What needs to be done: Only an exact repetition of the entries will do.

Available records:
=== Section Start ===

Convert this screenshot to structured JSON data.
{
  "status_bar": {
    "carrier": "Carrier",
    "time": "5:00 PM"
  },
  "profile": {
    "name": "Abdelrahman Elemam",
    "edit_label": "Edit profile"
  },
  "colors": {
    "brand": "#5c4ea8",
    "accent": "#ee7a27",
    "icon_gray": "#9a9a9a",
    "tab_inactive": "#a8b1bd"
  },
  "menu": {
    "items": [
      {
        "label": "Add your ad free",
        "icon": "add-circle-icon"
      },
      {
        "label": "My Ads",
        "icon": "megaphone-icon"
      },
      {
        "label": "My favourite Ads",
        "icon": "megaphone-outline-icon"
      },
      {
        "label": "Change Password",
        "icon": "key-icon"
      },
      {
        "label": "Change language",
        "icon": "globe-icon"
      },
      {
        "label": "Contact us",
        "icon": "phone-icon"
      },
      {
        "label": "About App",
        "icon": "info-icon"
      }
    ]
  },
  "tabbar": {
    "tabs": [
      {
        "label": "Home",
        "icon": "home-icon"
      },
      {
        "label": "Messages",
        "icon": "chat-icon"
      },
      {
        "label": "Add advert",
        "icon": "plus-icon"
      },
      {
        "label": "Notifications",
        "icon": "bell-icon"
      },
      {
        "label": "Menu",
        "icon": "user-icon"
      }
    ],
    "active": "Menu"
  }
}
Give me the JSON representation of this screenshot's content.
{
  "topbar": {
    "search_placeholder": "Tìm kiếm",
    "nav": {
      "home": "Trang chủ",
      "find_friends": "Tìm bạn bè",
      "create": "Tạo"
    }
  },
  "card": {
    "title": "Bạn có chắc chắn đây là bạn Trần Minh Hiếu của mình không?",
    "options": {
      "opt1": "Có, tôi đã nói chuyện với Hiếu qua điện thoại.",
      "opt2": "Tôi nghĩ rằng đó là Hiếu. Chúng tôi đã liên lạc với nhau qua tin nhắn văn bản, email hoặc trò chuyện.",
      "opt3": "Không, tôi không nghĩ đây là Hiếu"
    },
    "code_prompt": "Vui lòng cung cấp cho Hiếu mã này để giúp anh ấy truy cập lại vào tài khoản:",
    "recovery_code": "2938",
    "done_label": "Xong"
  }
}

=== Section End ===

Answer space:
Convert this screenshot to structured JSON data.
{
  "status_bar": {
    "carrier": "Carrier",
    "time": "5:00 PM"
  },
  "profile": {
    "name": "Abdelrahman Elemam",
    "edit_label": "Edit profile"
  },
  "colors": {
    "brand": "#5c4ea8",
    "accent": "#ee7a27",
    "icon_gray": "#9a9a9a",
    "tab_inactive": "#a8b1bd"
  },
  "menu": {
    "items": [
      {
        "label": "Add your ad free",
        "icon": "add-circle-icon"
      },
      {
        "label": "My Ads",
        "icon": "megaphone-icon"
      },
      {
        "label": "My favourite Ads",
        "icon": "megaphone-outline-icon"
      },
      {
        "label": "Change Password",
        "icon": "key-icon"
      },
      {
        "label": "Change language",
        "icon": "globe-icon"
      },
      {
        "label": "Contact us",
        "icon": "phone-icon"
      },
      {
        "label": "About App",
        "icon": "info-icon"
      }
    ]
  },
  "tabbar": {
    "tabs": [
      {
        "label": "Home",
        "icon": "home-icon"
      },
      {
        "label": "Messages",
        "icon": "chat-icon"
      },
      {
        "label": "Add advert",
        "icon": "plus-icon"
      },
      {
        "label": "Notifications",
        "icon": "bell-icon"
      },
      {
        "label": "Menu",
        "icon": "user-icon"
      }
    ],
    "active": "Menu"
  }
}
Give me the JSON representation of this screenshot's content.
{
  "topbar": {
    "search_placeholder": "Tìm kiếm",
    "nav": {
      "home": "Trang chủ",
      "find_friends": "Tìm bạn bè",
      "create": "Tạo"
    }
  },
  "card": {
    "title": "Bạn có chắc chắn đây là bạn Trần Minh Hiếu của mình không?",
    "options": {
      "opt1": "Có, tôi đã nói chuyện với Hiếu qua điện thoại.",
      "opt2": "Tôi nghĩ rằng đó là Hiếu. Chúng tôi đã liên lạc với nhau qua tin nhắn văn bản, email hoặc trò chuyện.",
      "opt3": "Không, tôi không nghĩ đây là Hiếu"
    },
    "code_prompt": "Vui lòng cung cấp cho Hiếu mã này để giúp anh ấy truy cập lại vào tài khoản:",
    "recovery_code": "2938",
    "done_label": "Xong"
  }
}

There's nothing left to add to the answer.